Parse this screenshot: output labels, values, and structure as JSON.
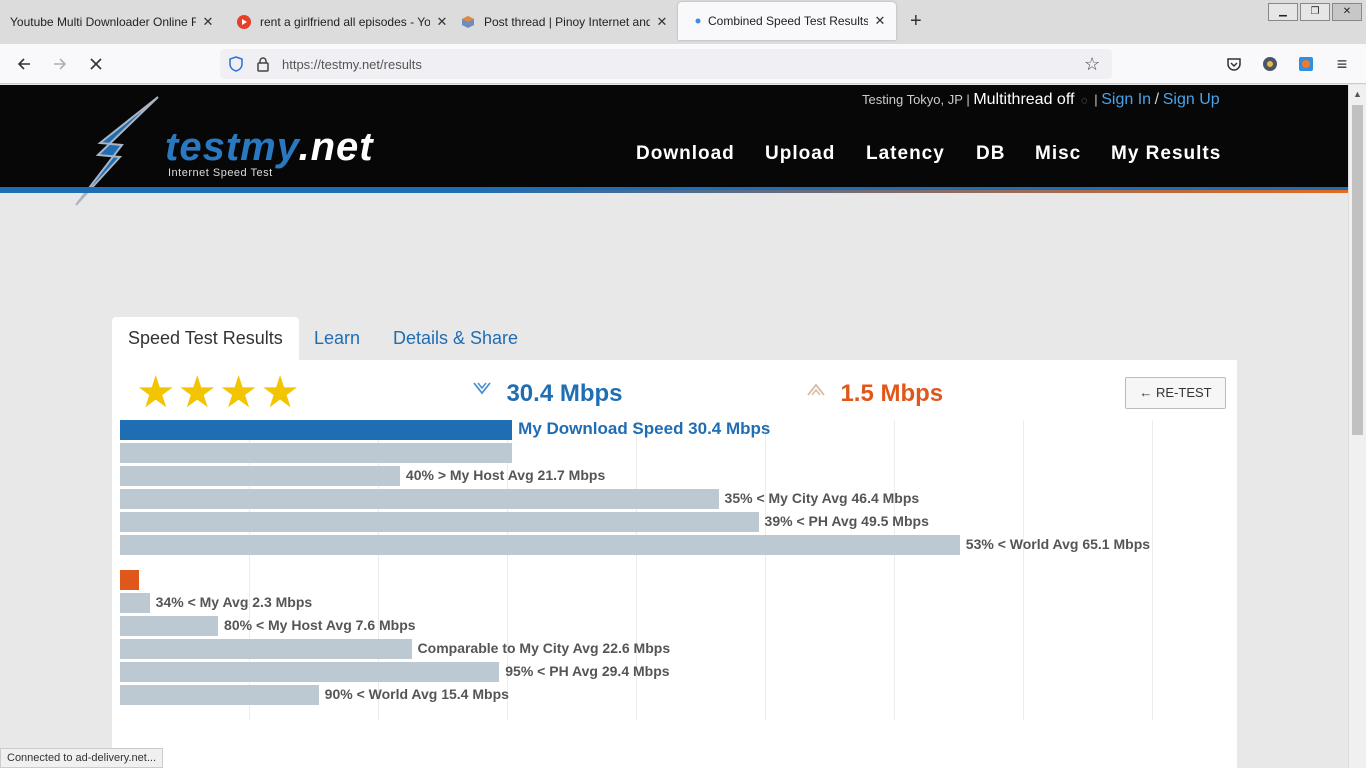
{
  "browser": {
    "tabs": [
      {
        "title": "Youtube Multi Downloader Online F",
        "icon": "none"
      },
      {
        "title": "rent a girlfriend all episodes - Yo",
        "icon": "youtube-icon"
      },
      {
        "title": "Post thread | Pinoy Internet and",
        "icon": "pinoy-icon"
      },
      {
        "title": "Combined Speed Test Results",
        "icon": "loading-dot-icon",
        "active": true
      }
    ],
    "url": "https://testmy.net/results",
    "status_text": "Connected to ad-delivery.net..."
  },
  "site": {
    "top": {
      "testing": "Testing Tokyo, JP",
      "separator": "|",
      "multithread": "Multithread off",
      "sign_in": "Sign In",
      "slash": "/",
      "sign_up": "Sign Up"
    },
    "logo": {
      "word": "testmy",
      "tld": ".net",
      "tagline": "Internet Speed Test"
    },
    "nav": [
      "Download",
      "Upload",
      "Latency",
      "DB",
      "Misc",
      "My Results"
    ],
    "tabs": [
      "Speed Test Results",
      "Learn",
      "Details & Share"
    ],
    "rating_stars": "★★★★",
    "download_summary": "30.4 Mbps",
    "upload_summary": "1.5 Mbps",
    "retest_label": "← RE-TEST",
    "colors": {
      "download": "#1f6db3",
      "upload": "#e0571c",
      "compare": "#bcc8d2",
      "header_bg": "#070707"
    }
  },
  "chart_data": {
    "type": "bar",
    "scale_max": 80,
    "groups": [
      {
        "name": "download",
        "bars": [
          {
            "value": 30.4,
            "label": "My Download Speed 30.4 Mbps",
            "kind": "primary"
          },
          {
            "value": 30.4,
            "label": "",
            "kind": "compare"
          },
          {
            "value": 21.7,
            "label": "40% > My Host Avg 21.7 Mbps",
            "kind": "compare"
          },
          {
            "value": 46.4,
            "label": "35% < My City Avg 46.4 Mbps",
            "kind": "compare"
          },
          {
            "value": 49.5,
            "label": "39% < PH Avg 49.5 Mbps",
            "kind": "compare"
          },
          {
            "value": 65.1,
            "label": "53% < World Avg 65.1 Mbps",
            "kind": "compare"
          }
        ]
      },
      {
        "name": "upload",
        "bars": [
          {
            "value": 1.5,
            "label": "",
            "kind": "primary"
          },
          {
            "value": 2.3,
            "label": "34% < My Avg 2.3 Mbps",
            "kind": "compare"
          },
          {
            "value": 7.6,
            "label": "80% < My Host Avg 7.6 Mbps",
            "kind": "compare"
          },
          {
            "value": 22.6,
            "label": "Comparable to My City Avg 22.6 Mbps",
            "kind": "compare"
          },
          {
            "value": 29.4,
            "label": "95% < PH Avg 29.4 Mbps",
            "kind": "compare"
          },
          {
            "value": 15.4,
            "label": "90% < World Avg 15.4 Mbps",
            "kind": "compare"
          }
        ]
      }
    ]
  }
}
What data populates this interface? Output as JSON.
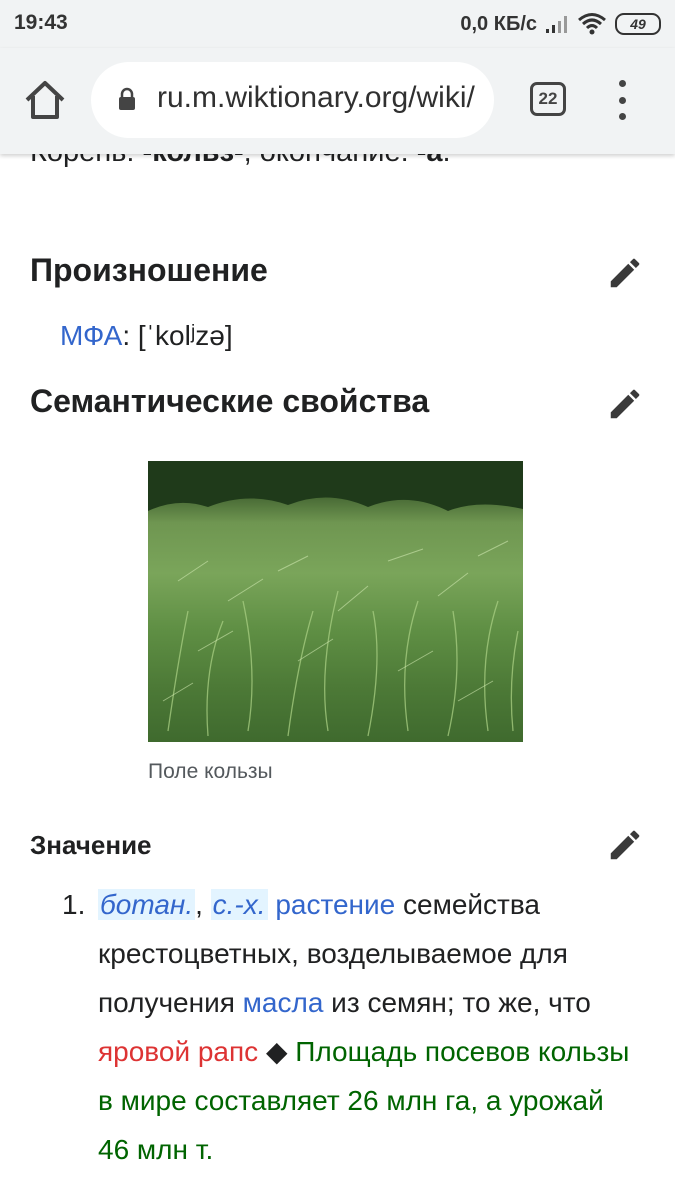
{
  "status_bar": {
    "time": "19:43",
    "net_speed": "0,0 КБ/с",
    "battery": "49"
  },
  "browser": {
    "url": "ru.m.wiktionary.org/wiki/",
    "tab_count": "22"
  },
  "article": {
    "morphology_line": {
      "prefix": "Корень: ",
      "root": "-кольз-",
      "middle": "; окончание: ",
      "ending": "-а",
      "suffix": "."
    },
    "pronunciation": {
      "heading": "Произношение",
      "ipa_label": "МФА",
      "ipa_value": ": [ˈkolʲzə]"
    },
    "semantics": {
      "heading": "Семантические свойства",
      "image_caption": "Поле кользы"
    },
    "meaning": {
      "heading": "Значение",
      "number": "1.",
      "label_1": "ботан.",
      "sep_1": ", ",
      "label_2": "с.-х.",
      "sep_2": " ",
      "link_plant": "растение",
      "text_1": " семейства крестоцветных, возделываемое для получения ",
      "link_oil": "масла",
      "text_2": " из семян; то же, что ",
      "link_rapeseed": "яровой рапс",
      "diamond": " ◆ ",
      "example": "Площадь посевов кользы в мире составляет 26 млн га, а урожай 46 млн т."
    }
  },
  "colors": {
    "link": "#3366cc",
    "redlink": "#dd3333",
    "example": "#006400",
    "toolbar_bg": "#f1f3f4"
  },
  "icons": [
    "wifi-icon",
    "signal-icon",
    "home-icon",
    "lock-icon",
    "tabs-icon",
    "more-vert-icon",
    "pencil-icon"
  ]
}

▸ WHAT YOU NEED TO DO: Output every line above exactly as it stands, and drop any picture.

▸ SOLVED EXERCISE:
Parse this screenshot: output labels, values, and structure as JSON.
{
  "browser": {
    "tabs": [
      {
        "title": "Youtube Multi Downloader Online F",
        "icon": "none"
      },
      {
        "title": "rent a girlfriend all episodes - Yo",
        "icon": "youtube-icon"
      },
      {
        "title": "Post thread | Pinoy Internet and",
        "icon": "pinoy-icon"
      },
      {
        "title": "Combined Speed Test Results",
        "icon": "loading-dot-icon",
        "active": true
      }
    ],
    "url": "https://testmy.net/results",
    "status_text": "Connected to ad-delivery.net..."
  },
  "site": {
    "top": {
      "testing": "Testing Tokyo, JP",
      "separator": "|",
      "multithread": "Multithread off",
      "sign_in": "Sign In",
      "slash": "/",
      "sign_up": "Sign Up"
    },
    "logo": {
      "word": "testmy",
      "tld": ".net",
      "tagline": "Internet Speed Test"
    },
    "nav": [
      "Download",
      "Upload",
      "Latency",
      "DB",
      "Misc",
      "My Results"
    ],
    "tabs": [
      "Speed Test Results",
      "Learn",
      "Details & Share"
    ],
    "rating_stars": "★★★★",
    "download_summary": "30.4 Mbps",
    "upload_summary": "1.5 Mbps",
    "retest_label": "← RE-TEST",
    "colors": {
      "download": "#1f6db3",
      "upload": "#e0571c",
      "compare": "#bcc8d2",
      "header_bg": "#070707"
    }
  },
  "chart_data": {
    "type": "bar",
    "scale_max": 80,
    "groups": [
      {
        "name": "download",
        "bars": [
          {
            "value": 30.4,
            "label": "My Download Speed 30.4 Mbps",
            "kind": "primary"
          },
          {
            "value": 30.4,
            "label": "",
            "kind": "compare"
          },
          {
            "value": 21.7,
            "label": "40% > My Host Avg 21.7 Mbps",
            "kind": "compare"
          },
          {
            "value": 46.4,
            "label": "35% < My City Avg 46.4 Mbps",
            "kind": "compare"
          },
          {
            "value": 49.5,
            "label": "39% < PH Avg 49.5 Mbps",
            "kind": "compare"
          },
          {
            "value": 65.1,
            "label": "53% < World Avg 65.1 Mbps",
            "kind": "compare"
          }
        ]
      },
      {
        "name": "upload",
        "bars": [
          {
            "value": 1.5,
            "label": "",
            "kind": "primary"
          },
          {
            "value": 2.3,
            "label": "34% < My Avg 2.3 Mbps",
            "kind": "compare"
          },
          {
            "value": 7.6,
            "label": "80% < My Host Avg 7.6 Mbps",
            "kind": "compare"
          },
          {
            "value": 22.6,
            "label": "Comparable to My City Avg 22.6 Mbps",
            "kind": "compare"
          },
          {
            "value": 29.4,
            "label": "95% < PH Avg 29.4 Mbps",
            "kind": "compare"
          },
          {
            "value": 15.4,
            "label": "90% < World Avg 15.4 Mbps",
            "kind": "compare"
          }
        ]
      }
    ]
  }
}
What data populates this interface? Output as JSON.
{
  "status_bar": {
    "time": "19:43",
    "net_speed": "0,0 КБ/с",
    "battery": "49"
  },
  "browser": {
    "url": "ru.m.wiktionary.org/wiki/",
    "tab_count": "22"
  },
  "article": {
    "morphology_line": {
      "prefix": "Корень: ",
      "root": "-кольз-",
      "middle": "; окончание: ",
      "ending": "-а",
      "suffix": "."
    },
    "pronunciation": {
      "heading": "Произношение",
      "ipa_label": "МФА",
      "ipa_value": ": [ˈkolʲzə]"
    },
    "semantics": {
      "heading": "Семантические свойства",
      "image_caption": "Поле кользы"
    },
    "meaning": {
      "heading": "Значение",
      "number": "1.",
      "label_1": "ботан.",
      "sep_1": ", ",
      "label_2": "с.-х.",
      "sep_2": " ",
      "link_plant": "растение",
      "text_1": " семейства крестоцветных, возделываемое для получения ",
      "link_oil": "масла",
      "text_2": " из семян; то же, что ",
      "link_rapeseed": "яровой рапс",
      "diamond": " ◆ ",
      "example": "Площадь посевов кользы в мире составляет 26 млн га, а урожай 46 млн т."
    }
  },
  "colors": {
    "link": "#3366cc",
    "redlink": "#dd3333",
    "example": "#006400",
    "toolbar_bg": "#f1f3f4"
  },
  "icons": [
    "wifi-icon",
    "signal-icon",
    "home-icon",
    "lock-icon",
    "tabs-icon",
    "more-vert-icon",
    "pencil-icon"
  ]
}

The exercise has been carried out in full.